Emily Gagne is following a somewhat atypical degree track by splitting her thesis into two fields: evolutionary biology and biology education research. More unusual still is that her twin focuses have roots in the same country halfway across the world. Although she was unable to travel to Madagascar due to the COVID-19 pandemic, her evolutionary biology research — conducted with Elise Lauterbur — centers on understanding gene flow and population demography patterns in lemurs there, while the other half of her thesis focuses on teaming up with members of Perry Lab, Diego Hernandez, and their Malagasy collaborators to lead virtual workshops in bioinformatics and genetics for adults nearby.
While some people may find a dual-subject thesis daunting, Emily finds both aspects equally rewarding, and she encourages anyone to get involved in outreach related to their field.
“I would encourage as many scientists as possible to engage in either outreach or education research,” she said. “It's important to empower learners and give them the tools they need to become independent scientists. Science should be fun AND accessible.”
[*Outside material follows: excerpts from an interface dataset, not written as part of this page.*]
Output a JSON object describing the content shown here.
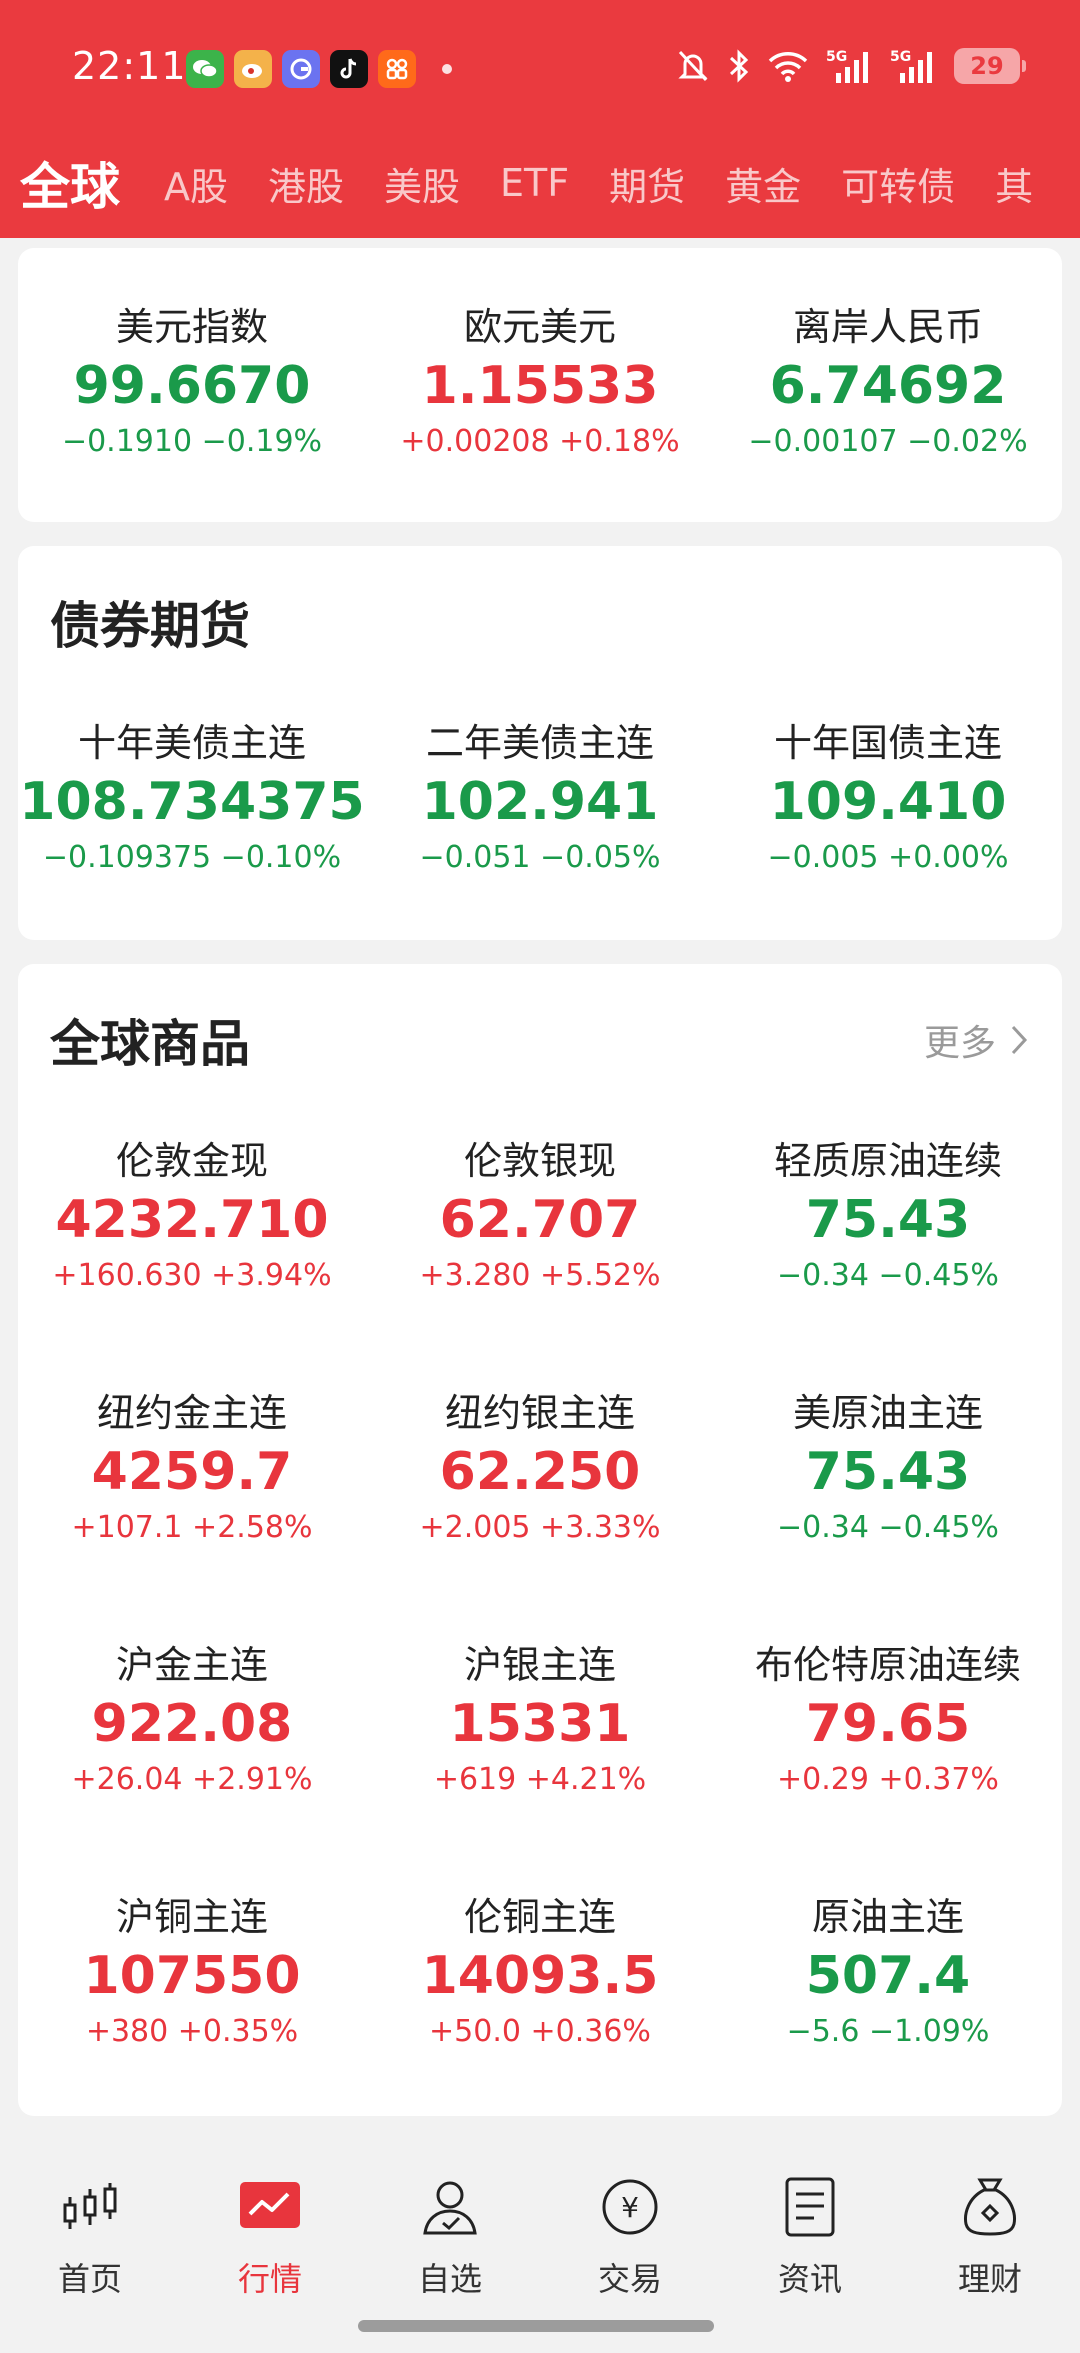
{
  "status_bar": {
    "time": "22:11",
    "battery": "29",
    "network_1": "5G",
    "network_2": "5G"
  },
  "tabs": [
    {
      "label": "全球",
      "active": true
    },
    {
      "label": "A股"
    },
    {
      "label": "港股"
    },
    {
      "label": "美股"
    },
    {
      "label": "ETF"
    },
    {
      "label": "期货"
    },
    {
      "label": "黄金"
    },
    {
      "label": "可转债"
    },
    {
      "label": "其"
    }
  ],
  "forex": {
    "items": [
      {
        "name": "美元指数",
        "price": "99.6670",
        "change": "−0.1910 −0.19%",
        "dir": "down"
      },
      {
        "name": "欧元美元",
        "price": "1.15533",
        "change": "+0.00208 +0.18%",
        "dir": "up"
      },
      {
        "name": "离岸人民币",
        "price": "6.74692",
        "change": "−0.00107 −0.02%",
        "dir": "down"
      }
    ]
  },
  "bonds": {
    "title": "债券期货",
    "items": [
      {
        "name": "十年美债主连",
        "price": "108.734375",
        "change": "−0.109375 −0.10%",
        "dir": "down"
      },
      {
        "name": "二年美债主连",
        "price": "102.941",
        "change": "−0.051 −0.05%",
        "dir": "down"
      },
      {
        "name": "十年国债主连",
        "price": "109.410",
        "change": "−0.005 +0.00%",
        "dir": "down"
      }
    ]
  },
  "commodities": {
    "title": "全球商品",
    "more": "更多",
    "items": [
      {
        "name": "伦敦金现",
        "price": "4232.710",
        "change": "+160.630 +3.94%",
        "dir": "up"
      },
      {
        "name": "伦敦银现",
        "price": "62.707",
        "change": "+3.280 +5.52%",
        "dir": "up"
      },
      {
        "name": "轻质原油连续",
        "price": "75.43",
        "change": "−0.34 −0.45%",
        "dir": "down"
      },
      {
        "name": "纽约金主连",
        "price": "4259.7",
        "change": "+107.1 +2.58%",
        "dir": "up"
      },
      {
        "name": "纽约银主连",
        "price": "62.250",
        "change": "+2.005 +3.33%",
        "dir": "up"
      },
      {
        "name": "美原油主连",
        "price": "75.43",
        "change": "−0.34 −0.45%",
        "dir": "down"
      },
      {
        "name": "沪金主连",
        "price": "922.08",
        "change": "+26.04 +2.91%",
        "dir": "up"
      },
      {
        "name": "沪银主连",
        "price": "15331",
        "change": "+619 +4.21%",
        "dir": "up"
      },
      {
        "name": "布伦特原油连续",
        "price": "79.65",
        "change": "+0.29 +0.37%",
        "dir": "up"
      },
      {
        "name": "沪铜主连",
        "price": "107550",
        "change": "+380 +0.35%",
        "dir": "up"
      },
      {
        "name": "伦铜主连",
        "price": "14093.5",
        "change": "+50.0 +0.36%",
        "dir": "up"
      },
      {
        "name": "原油主连",
        "price": "507.4",
        "change": "−5.6 −1.09%",
        "dir": "down"
      }
    ]
  },
  "bottom_nav": [
    {
      "label": "首页",
      "icon": "candlestick-icon"
    },
    {
      "label": "行情",
      "icon": "market-chart-icon",
      "active": true
    },
    {
      "label": "自选",
      "icon": "user-star-icon"
    },
    {
      "label": "交易",
      "icon": "yuan-coin-icon"
    },
    {
      "label": "资讯",
      "icon": "news-doc-icon"
    },
    {
      "label": "理财",
      "icon": "money-bag-icon"
    }
  ],
  "colors": {
    "up": "#e8353d",
    "down": "#1a9a4a",
    "header": "#ea3a3f"
  }
}
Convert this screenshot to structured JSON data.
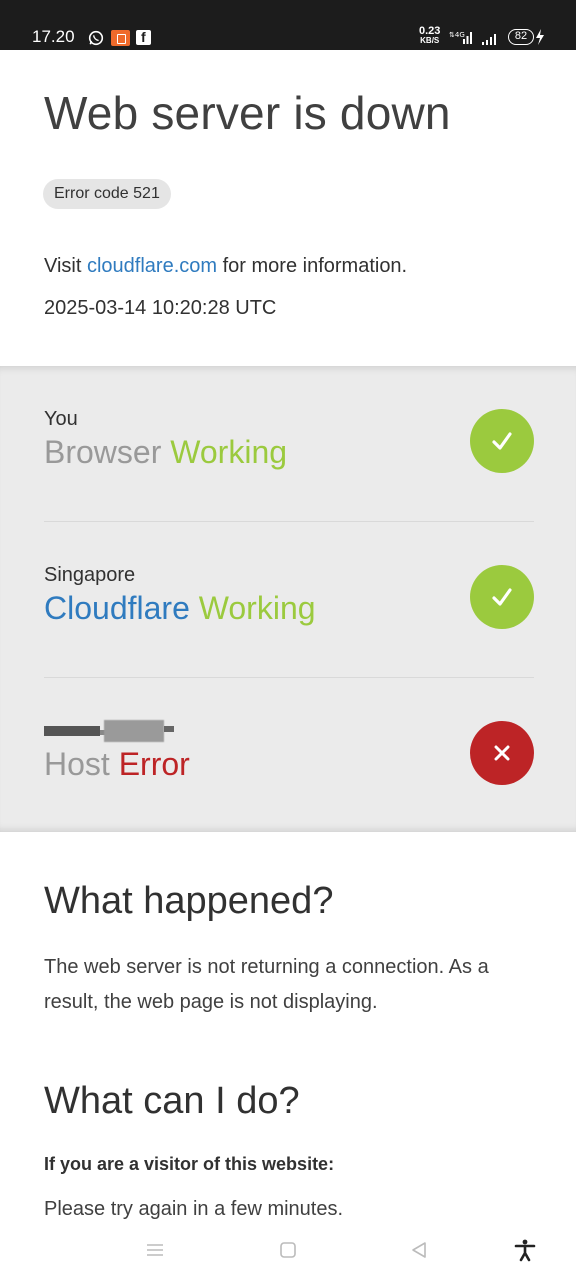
{
  "status_bar": {
    "time": "17.20",
    "net_speed_value": "0.23",
    "net_speed_unit": "KB/S",
    "battery": "82"
  },
  "header": {
    "title": "Web server is down",
    "error_badge": "Error code 521",
    "info_prefix": "Visit ",
    "info_link": "cloudflare.com",
    "info_suffix": " for more information.",
    "timestamp": "2025-03-14 10:20:28 UTC"
  },
  "status_rows": [
    {
      "place": "You",
      "label": "Browser",
      "state": "Working",
      "status": "ok",
      "icon": "check-icon"
    },
    {
      "place": "Singapore",
      "label": "Cloudflare",
      "state": "Working",
      "status": "ok",
      "icon": "check-icon"
    },
    {
      "place": "",
      "label": "Host",
      "state": "Error",
      "status": "error",
      "icon": "cross-icon"
    }
  ],
  "what_happened": {
    "heading": "What happened?",
    "body": "The web server is not returning a connection. As a result, the web page is not displaying."
  },
  "what_can_i_do": {
    "heading": "What can I do?",
    "visitor_heading": "If you are a visitor of this website:",
    "visitor_text": "Please try again in a few minutes."
  },
  "colors": {
    "green": "#9bca3e",
    "red": "#bd2426",
    "link_blue": "#2f7bbf",
    "panel_gray": "#ebebeb"
  },
  "nav_icons": [
    "menu-icon",
    "home-icon",
    "back-icon",
    "accessibility-icon"
  ]
}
For student-scientists at Penn State, Emily suggested that anyone looking to be involved in outreach projects should start at the Eberly College of Science’s Office of Science Outreach — or better yet, take her class! Emily is a co-instructor for SC 451: Science Outreach and Communication.
“During the course of the semester, students in the course develop an outreach project that they design and implement with the help of the instructors,” she said. “I highly recommend the class!”